John and Maureen Wright live on an island in Buckthorn, Ontario, Canada. Sounds like a dream for these two retirees from law enforcement, right? Well, it is – now that they have a hovercraft!
The problem with their dream life has been ice. During much of the year, the partially frozen water surrounding their island makes it difficult for them to travel between their home and the mainland. “We’ll use the hovercraft to get back and forth from island to mainland when the water’s not hard enough to walk on or it’s too hard to put a boat on,” says John.
But before they took their new Neoteric craft back to Canada, John and Maureen first went through training at HTC. As John explains, “I took training to learn how to drive a car. And I’m a scuba diver; I wouldn't think about putting on a suit and tanks and going to a hundred feet without training. You don’t fly a plane without taking some instruction – you’re gonna crash. Same thing goes with this.”
Maureen agreed, “I need to be in it and see it explained for me to be comfortable. Training is just a commonsense thing to me.”
At the Wabash River training site, instructor Chris Fitzgerald teaches the Wrights how to unload their hovercraft from its trailer.
John takes the controls, while instructor Fitzgerald provides constant direction.
Back at HTC headquarters after a successful training day, John and Maureen receive their hovercraft pilot certifications from Chris Fitzgerald (center).
At the conclusion of their training, John had some words of advice for those who would venture out in a hovercraft without training: “It’s like a bar of soap on a bathroom floor – you’d be crashing into everything! Without training, I can’t even imagine starting off on my own.”
Describing his first experience in a hovercraft, John says, “The training was excellent! It was a lot different than I imagined – kind of like an airplane or helicopter that can spin on a dime and go backwards and forwards and sideways. I was surprised at how maneuverable it was. We’re going along the shore and I was able to maneuver around stumps and through things and with the reverse thrust buckets to come up and touch the bank then back away and come up and touch it again. You’re nine inches above the ground – it was great!”
A few days after returning to Canada, John sent us an update and a photo of him easily flying his hovercraft across partially frozen water …
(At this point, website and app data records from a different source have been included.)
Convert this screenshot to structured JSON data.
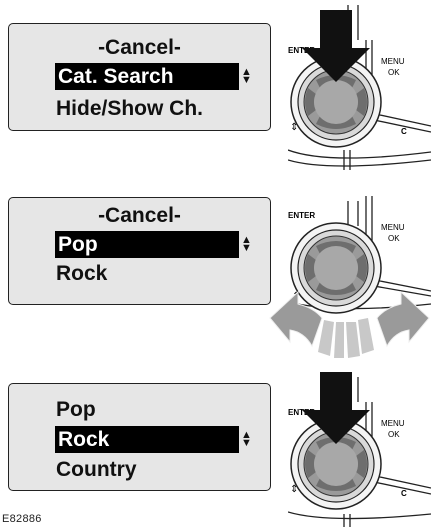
{
  "panels": [
    {
      "menu": [
        {
          "text": "-Cancel-",
          "selected": false
        },
        {
          "text": "Cat. Search",
          "selected": true
        },
        {
          "text": "Hide/Show Ch.",
          "selected": false
        }
      ],
      "control": {
        "enter_label": "ENTER",
        "menu_label": "MENU",
        "ok_label": "OK",
        "c_label": "C",
        "action": "press"
      }
    },
    {
      "menu": [
        {
          "text": "-Cancel-",
          "selected": false
        },
        {
          "text": "Pop",
          "selected": true
        },
        {
          "text": "Rock",
          "selected": false
        }
      ],
      "control": {
        "enter_label": "ENTER",
        "menu_label": "MENU",
        "ok_label": "OK",
        "action": "rotate"
      }
    },
    {
      "menu": [
        {
          "text": "Pop",
          "selected": false
        },
        {
          "text": "Rock",
          "selected": true
        },
        {
          "text": "Country",
          "selected": false
        }
      ],
      "control": {
        "enter_label": "ENTER",
        "menu_label": "MENU",
        "ok_label": "OK",
        "c_label": "C",
        "action": "press"
      }
    }
  ],
  "figure_code": "E82886"
}
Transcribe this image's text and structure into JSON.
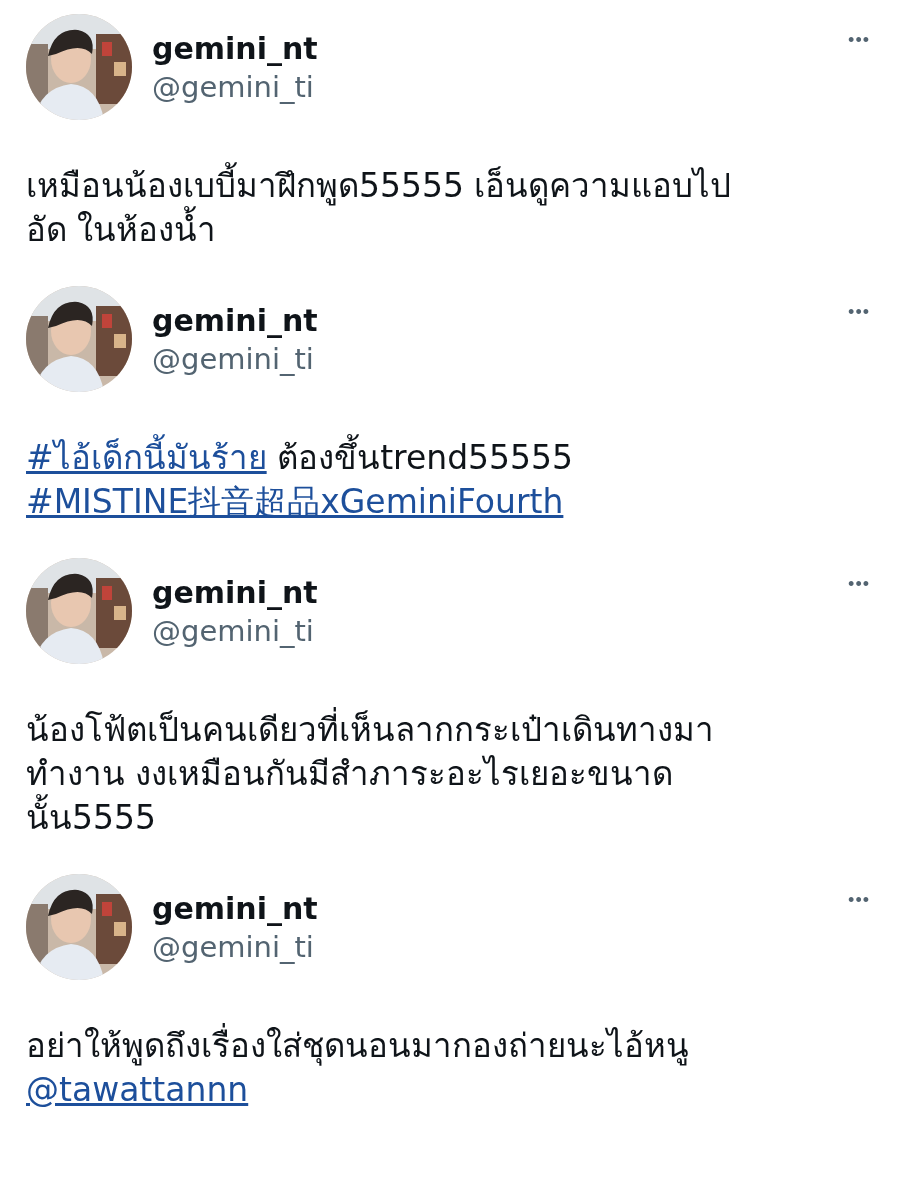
{
  "tweets": [
    {
      "name": "gemini_nt",
      "handle": "@gemini_ti",
      "more": "•••",
      "lines": [
        [
          {
            "kind": "text",
            "text": "เหมือนน้องเบบี้มาฝึกพูด55555 เอ็นดูความแอบไป"
          }
        ],
        [
          {
            "kind": "text",
            "text": "อัด ในห้องน้ำ"
          }
        ]
      ]
    },
    {
      "name": "gemini_nt",
      "handle": "@gemini_ti",
      "more": "•••",
      "lines": [
        [
          {
            "kind": "hashtag",
            "text": "#ไอ้เด็กนี้มันร้าย"
          },
          {
            "kind": "text",
            "text": " ต้องขึ้นtrend55555"
          }
        ],
        [
          {
            "kind": "hashtag",
            "text": "#MISTINE抖音超品xGeminiFourth"
          }
        ]
      ]
    },
    {
      "name": "gemini_nt",
      "handle": "@gemini_ti",
      "more": "•••",
      "lines": [
        [
          {
            "kind": "text",
            "text": "น้องโฟ้ตเป็นคนเดียวที่เห็นลากกระเป๋าเดินทางมา"
          }
        ],
        [
          {
            "kind": "text",
            "text": "ทำงาน งงเหมือนกันมีสำภาระอะไรเยอะขนาด"
          }
        ],
        [
          {
            "kind": "text",
            "text": "นั้น5555"
          }
        ]
      ]
    },
    {
      "name": "gemini_nt",
      "handle": "@gemini_ti",
      "more": "•••",
      "lines": [
        [
          {
            "kind": "text",
            "text": "อย่าให้พูดถึงเรื่องใส่ชุดนอนมากองถ่ายนะไอ้หนู"
          }
        ],
        [
          {
            "kind": "mention",
            "text": "@tawattannn"
          }
        ]
      ]
    }
  ]
}
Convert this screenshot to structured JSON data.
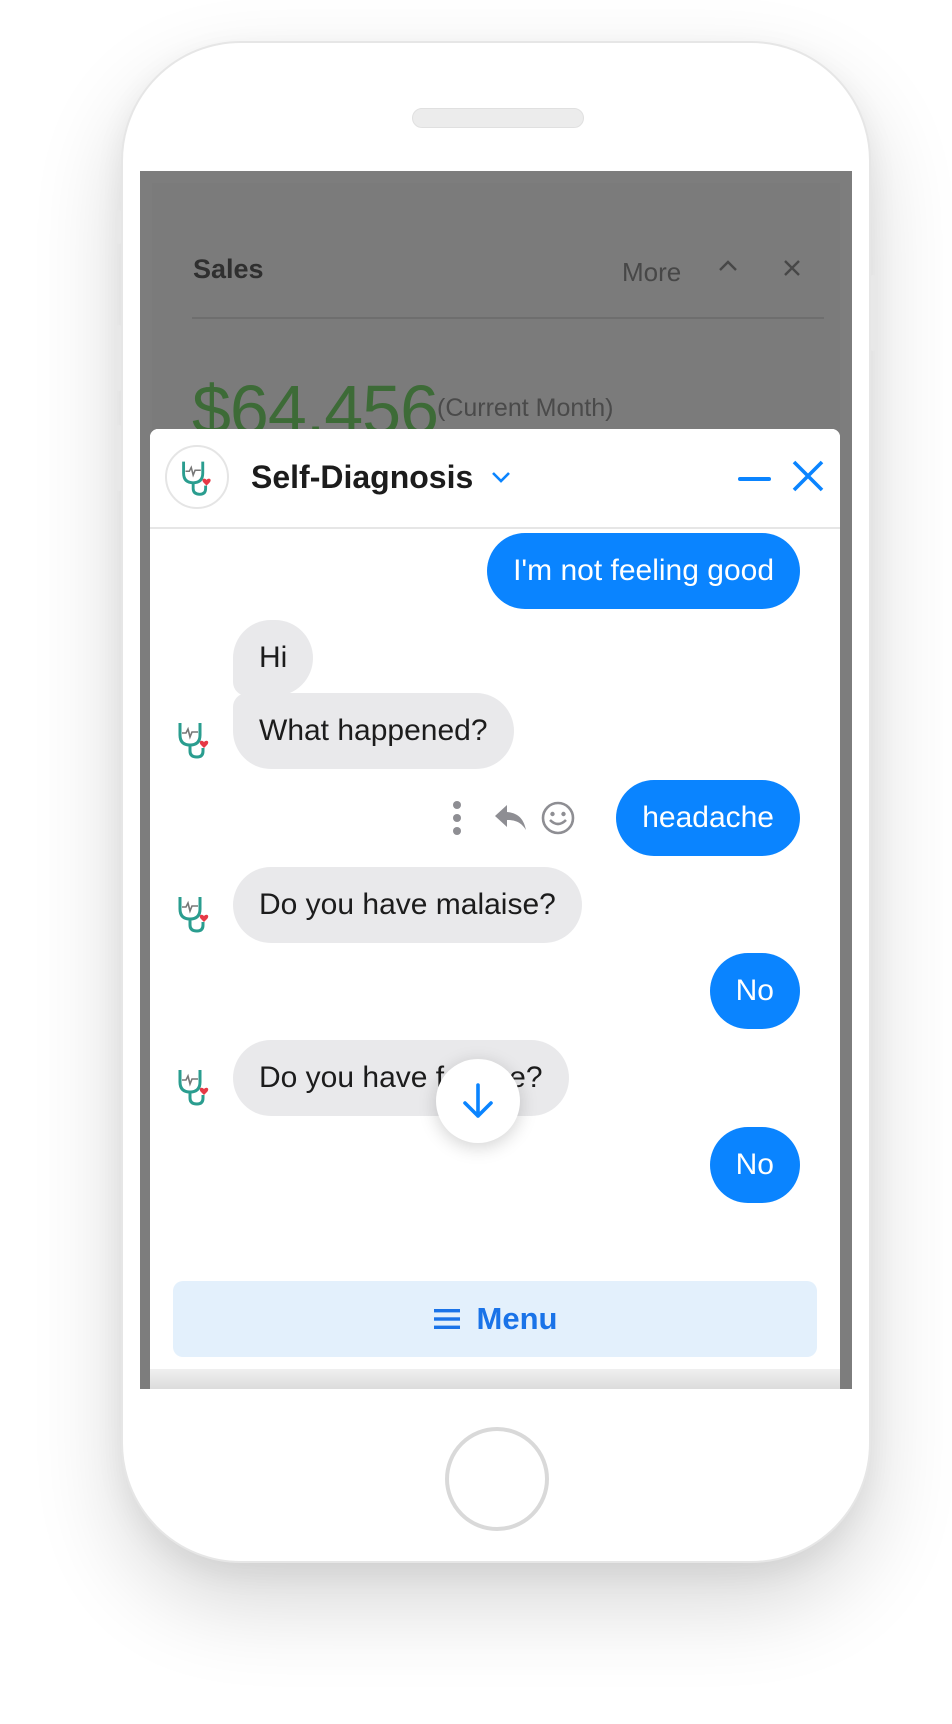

After getting out on the ice, John really appreciated his training. He wrote, “Chris, you were right – the craft on ice is tricky. I liken it to a rocket ship in space where the inertia is exponential. But it worked beautifully, across the ice to the water.”
No smashing up for the Wrights, after training at HTC!